Cecil’s last scan was two weeks ago, and it was clean. He’s now listed as “stable.” He’ll never be listed in remission, because brain tumor patients can’t be. They never get all the seeds. There’s always the danger that the tumor will begin to grow again.

The main treatment Cecil is undergoing is visible wherever he goes. It’s called OpTune. Straps of electrodes at each side of his head, sending electronic frequencies into his brain to target cancer cells, but not healthy ones. It’s the only real treatment available. He wears it 17-18 hours a day. It’s painless. If the device gets too hot, there’s an alarm. It got too hot a time or two outside at Blairwood Club. Inside a bowling ally, though, is a different story.

With Kuric winning the game of horse, Cecil joked that while Kuric is one of his favorite players, “Maybe some other U of L players might’ve taken it easier on me.”

Told that Cecil had said this, Kuric responded: “Ask him, when we go bowling, if he’ll take it easy on me. I think we’ll have a rematch next summer.”

They’ve booked it. Maybe even in Las Vegas, because Cecil missed a bowling trip there to have his surgery.
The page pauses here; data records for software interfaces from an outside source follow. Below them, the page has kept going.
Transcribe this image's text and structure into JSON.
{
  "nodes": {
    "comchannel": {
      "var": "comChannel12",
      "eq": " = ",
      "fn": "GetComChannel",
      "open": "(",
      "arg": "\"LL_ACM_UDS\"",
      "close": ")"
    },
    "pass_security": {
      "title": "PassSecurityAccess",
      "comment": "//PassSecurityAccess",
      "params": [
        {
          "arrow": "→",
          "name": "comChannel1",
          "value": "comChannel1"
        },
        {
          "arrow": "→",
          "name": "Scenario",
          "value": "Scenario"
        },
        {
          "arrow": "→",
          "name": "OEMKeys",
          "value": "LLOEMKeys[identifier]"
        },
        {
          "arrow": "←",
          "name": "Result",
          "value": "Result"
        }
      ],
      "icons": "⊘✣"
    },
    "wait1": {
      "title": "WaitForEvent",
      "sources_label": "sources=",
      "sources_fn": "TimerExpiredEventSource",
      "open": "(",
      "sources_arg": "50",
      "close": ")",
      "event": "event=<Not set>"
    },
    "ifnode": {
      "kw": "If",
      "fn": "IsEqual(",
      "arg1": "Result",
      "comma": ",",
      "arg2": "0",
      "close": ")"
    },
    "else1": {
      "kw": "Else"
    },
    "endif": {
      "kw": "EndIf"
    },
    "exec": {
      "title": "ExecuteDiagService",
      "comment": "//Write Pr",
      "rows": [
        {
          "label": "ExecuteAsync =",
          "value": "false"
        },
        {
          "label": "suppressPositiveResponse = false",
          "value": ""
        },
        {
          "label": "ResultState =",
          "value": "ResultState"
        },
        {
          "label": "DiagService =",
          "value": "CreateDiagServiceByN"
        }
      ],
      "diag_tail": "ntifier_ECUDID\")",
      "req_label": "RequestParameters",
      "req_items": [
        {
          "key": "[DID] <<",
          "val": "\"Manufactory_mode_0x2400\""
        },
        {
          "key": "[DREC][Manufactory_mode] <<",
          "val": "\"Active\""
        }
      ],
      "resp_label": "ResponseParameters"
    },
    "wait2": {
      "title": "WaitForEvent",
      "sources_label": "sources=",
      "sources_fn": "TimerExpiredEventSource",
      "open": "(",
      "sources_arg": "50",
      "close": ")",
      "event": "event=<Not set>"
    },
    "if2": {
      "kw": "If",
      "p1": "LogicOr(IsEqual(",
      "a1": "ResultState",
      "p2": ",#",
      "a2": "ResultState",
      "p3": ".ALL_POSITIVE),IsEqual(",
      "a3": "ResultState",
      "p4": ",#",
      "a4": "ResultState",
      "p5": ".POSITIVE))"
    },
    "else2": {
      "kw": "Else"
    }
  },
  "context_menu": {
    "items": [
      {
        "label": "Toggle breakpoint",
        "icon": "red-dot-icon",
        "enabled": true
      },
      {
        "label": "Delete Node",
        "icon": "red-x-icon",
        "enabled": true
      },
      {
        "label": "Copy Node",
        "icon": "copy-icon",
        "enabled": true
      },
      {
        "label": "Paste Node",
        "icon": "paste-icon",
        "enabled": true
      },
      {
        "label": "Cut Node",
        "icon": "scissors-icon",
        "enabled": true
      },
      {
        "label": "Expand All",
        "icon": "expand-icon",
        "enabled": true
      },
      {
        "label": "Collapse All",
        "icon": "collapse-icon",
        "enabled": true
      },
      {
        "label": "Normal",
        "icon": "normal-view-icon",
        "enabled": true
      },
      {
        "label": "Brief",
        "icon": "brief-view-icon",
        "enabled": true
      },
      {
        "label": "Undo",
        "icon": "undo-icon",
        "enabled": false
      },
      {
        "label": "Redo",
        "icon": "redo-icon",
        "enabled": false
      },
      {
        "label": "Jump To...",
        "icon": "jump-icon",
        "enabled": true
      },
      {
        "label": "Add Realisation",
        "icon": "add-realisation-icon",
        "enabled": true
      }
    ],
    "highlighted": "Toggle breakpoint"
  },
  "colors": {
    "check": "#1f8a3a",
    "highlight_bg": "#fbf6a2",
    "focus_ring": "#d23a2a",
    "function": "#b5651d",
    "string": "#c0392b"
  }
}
“This meant a lot to me,” Cecil said, of Kuric’s visit. “We were just going over the similarities of some of the stuff that we’ve been through, both having brain tumors. The things that we’ve seen. Even though we’re from two different situations in terms of diagnosis, we still had a lot of similarities that we could discuss, things from mentality to coming out of surgery, or different things we went through pre- and during surgery. It was interesting to see with totally different circumstances, how much we have in common.”

Kuric said the same thing, then paused and added that what Cecil is facing is a whole different ballgame. He’s seen a lot of people fighting for their lives, for a little more time, and he said all of it, his own brain tumor, the experience of working with others, has changed him.
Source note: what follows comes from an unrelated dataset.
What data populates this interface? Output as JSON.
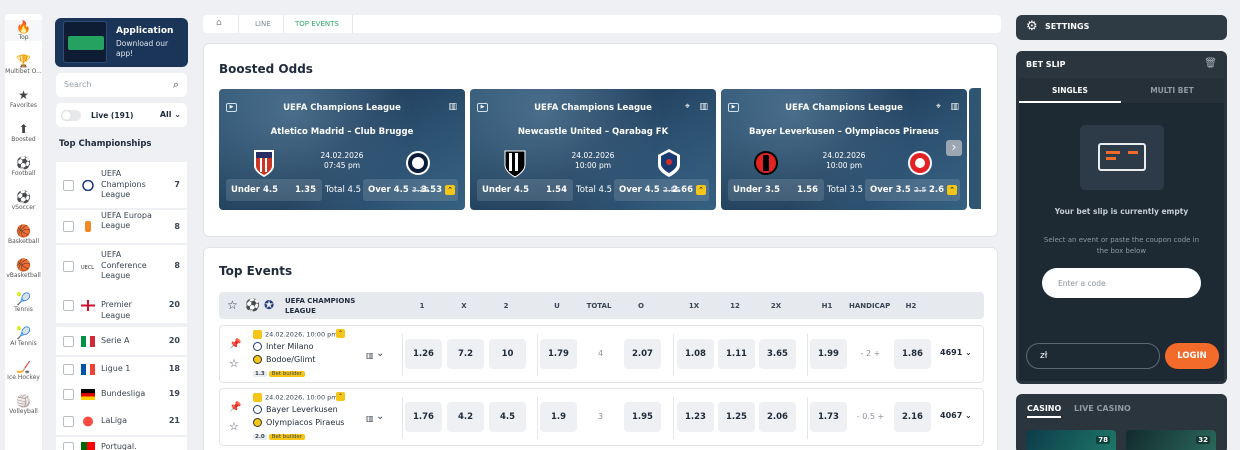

“Going through it, at the time, I didn’t realize what was going on. But looking back, it was a blessing,” Kuric said. “I found out a lot about myself. It changed my entire mentality on my life and how I view it and how I live it. I view it as a blessing. I grew from it. Physically, mentally, and in my career. I think the way I handled it, when I say that I didn’t have a negative thought the entire time, I mean it. Not one time did I ever think, ‘I’m not going to play again. Could I die?’ Nothing like that. It was always, when can I get back, how can I start? So people kind of want to know how I got to that mentality and moved forward. It’s like I talked about with Joey, no matter what is going on with you physically, if you can get there mentally, you can get through it. Just trying to help people get to that same mentality. . . . But he’s already there.”

It’s a tough hand to be dealt. But even tougher to handle it with the kind of grace displayed when these two guys talked on Friday.

Copyright 2017 WDRB Media. All Rights Reserved.